The California Energy Commission (CEC) is also playing an important role in promoting the DALI protocol through a project under the auspices of its Public Interest Energy Research (PIER) program, which is aimed at increasing fluorescent dimming applications in offices and schools.

Not surprisingly, U.S. manufacturers are hoping to do what they can to buoy the protocol as well, and Moeck's project at Penn State has given them a prime candidate to demonstrate its capabilities. Currently, more than 25 manufacturers sponsor Moeck's lab at Penn State. They have donated more than $186,000 in equipment and resources that can be used to test human reaction to slowly changing lighting conditions during written tests and regular note taking.

And as far as Moeck is concerned, as long as those companies are willing to help keep the lab alive, he's willing to run it. “It has totally changed my teaching style,” Moeck says. “Anyone can write control software to dim these lights, and control can be extended to the Web. Digital addressable ballast capabilities are changing the way the industry will design and control lighting in spaces.”




Sidebar: Three More Reasons to Dig DALI

  • A DALI controller can be connected to a building management system network via a gateway, allowing a lighting system to be monitored from a central control desk.

  • A lighting designer, or engineer, no longer needs to plan how to wire the fixtures. Instead, the designer can focus on how to group, zone, or control the fixtures after the wiring is installed.
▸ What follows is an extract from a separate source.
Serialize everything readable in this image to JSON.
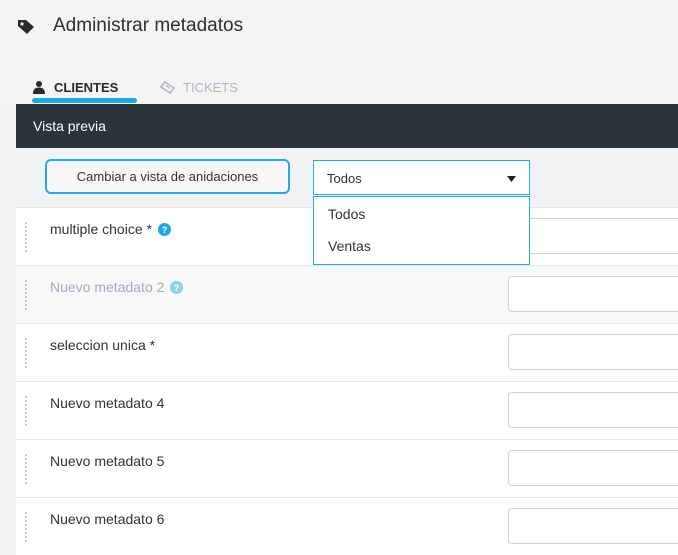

  • Building owners are attracted by the reduced costs, considering that the average office space is leased for only seven years. Tenants and users can value the ability to accommodate lighting to their specific needs.